Writing the land, with Jane Adams
Review, by Jeni Bell
What do you get if you put a load of writers together in a room on an atmospheric autumnal day?
Why, a successful nature writing workshop, of course!
Author Jane Adams led the latest Writing the Land workshop here in Shaftesbury and, honestly, I don’t think there could have been a better day for it. With low-lying mists settling in the Vale and the odd splatter of rain adorning the hips and haws in the hedgerow, we weren’t short of inspiration. And it wasn’t just outside that was inspiring; inside, over plentiful cups of tea and plates of biscuits, the ideas flowed. We looked at the work and writings of other well-known nature writers as Jane encouraged discussion around the idea of what nature writing actually is, what it means to us as individuals, and how we can incorporate it into our work. For some, nature writing may well be the traditional field guide approach or the observational diary; for others, it might be found in fiction, or more personalised pieces of prose. We were reassured that there is space for all of this around the table, that our voices and our experiences are important, and that this workshop was a safe space to try out a creative slant to writing about nature.
Through discussions and readings, Jane was able to demonstrate one of the key features that makes nature writing (or any writing for that matter) stand out: the use of the senses. She asked us to think not just about what we see in nature, but what we might hear, or smell, or perhaps even taste – these are the things that will transport readers from the page to the place. Armed with these new ideas (and new notebooks and pencils kindly supplied by Jane), Jane took us on a short walk to Castle Hill, to take in the view, spend time with the trees, and put into practice these new writing tools we had been taught. We were encouraged not to overthink but to just jot down the things that caught our attention, to connect with the wildness of words by exploring our senses and our feelings towards them. How did it feel to see a lone crow on a branch? What memories were triggered by the feel of tree bark, or the scent of rain on leaf mulch?
Back at the meeting house armed with ideas, and freshly filled mugs, we turned to the task of transforming those notes into a short piece of prose. Jane reassured us that it didn’t matter if it was messy or not quite finished, that actually, sometimes just the act of freewriting without editing ourselves as we go is an essential part of the process. Most participants shared their work at the end of the session; reading out the detailed, intricate, and at times incredibly moving words that they found throughout the session. It was truly fascinating to hear these pieces, all inspired by a visit to the same place but all so incredibly different – just proving that there is something in the field of nature writing for everyone.

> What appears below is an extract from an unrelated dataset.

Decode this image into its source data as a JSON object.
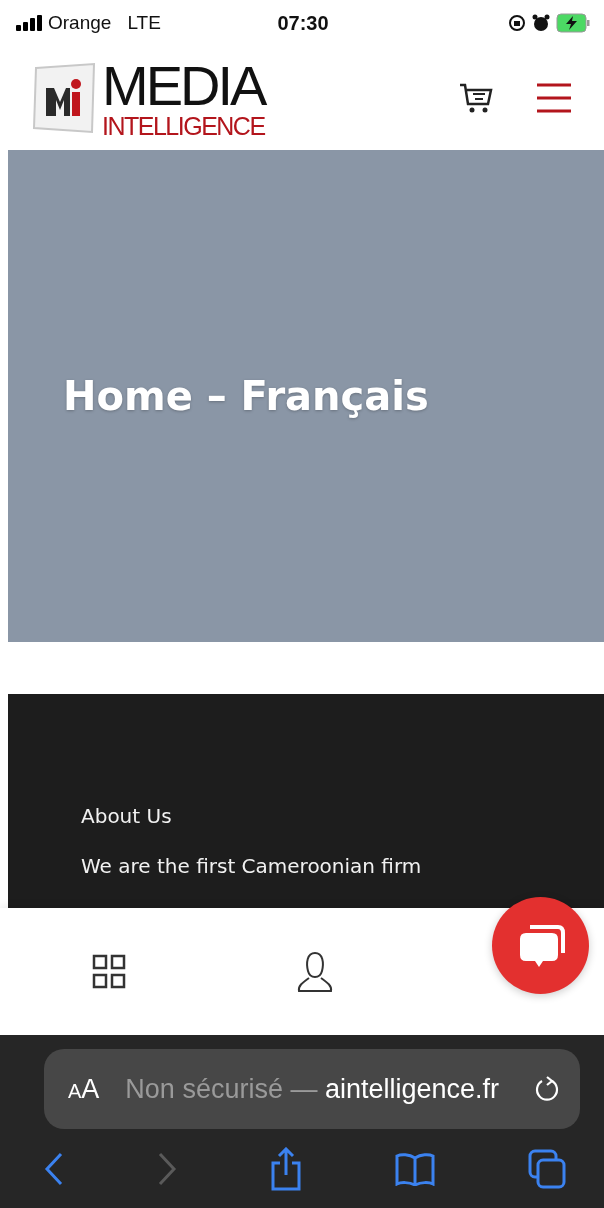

This workshop asked us to think differently about what nature writing means to people. It was a safe, relaxed space to try out new approaches and techniques within our own writing. Jane was a brilliant tutor, encouraging, reassuring, and offering well-thought-out teachings and readings that sparked interesting conversations and led to some beautiful pieces of work being produced. What a way to spend a Saturday morning – surrounded by autumn mists and wild words.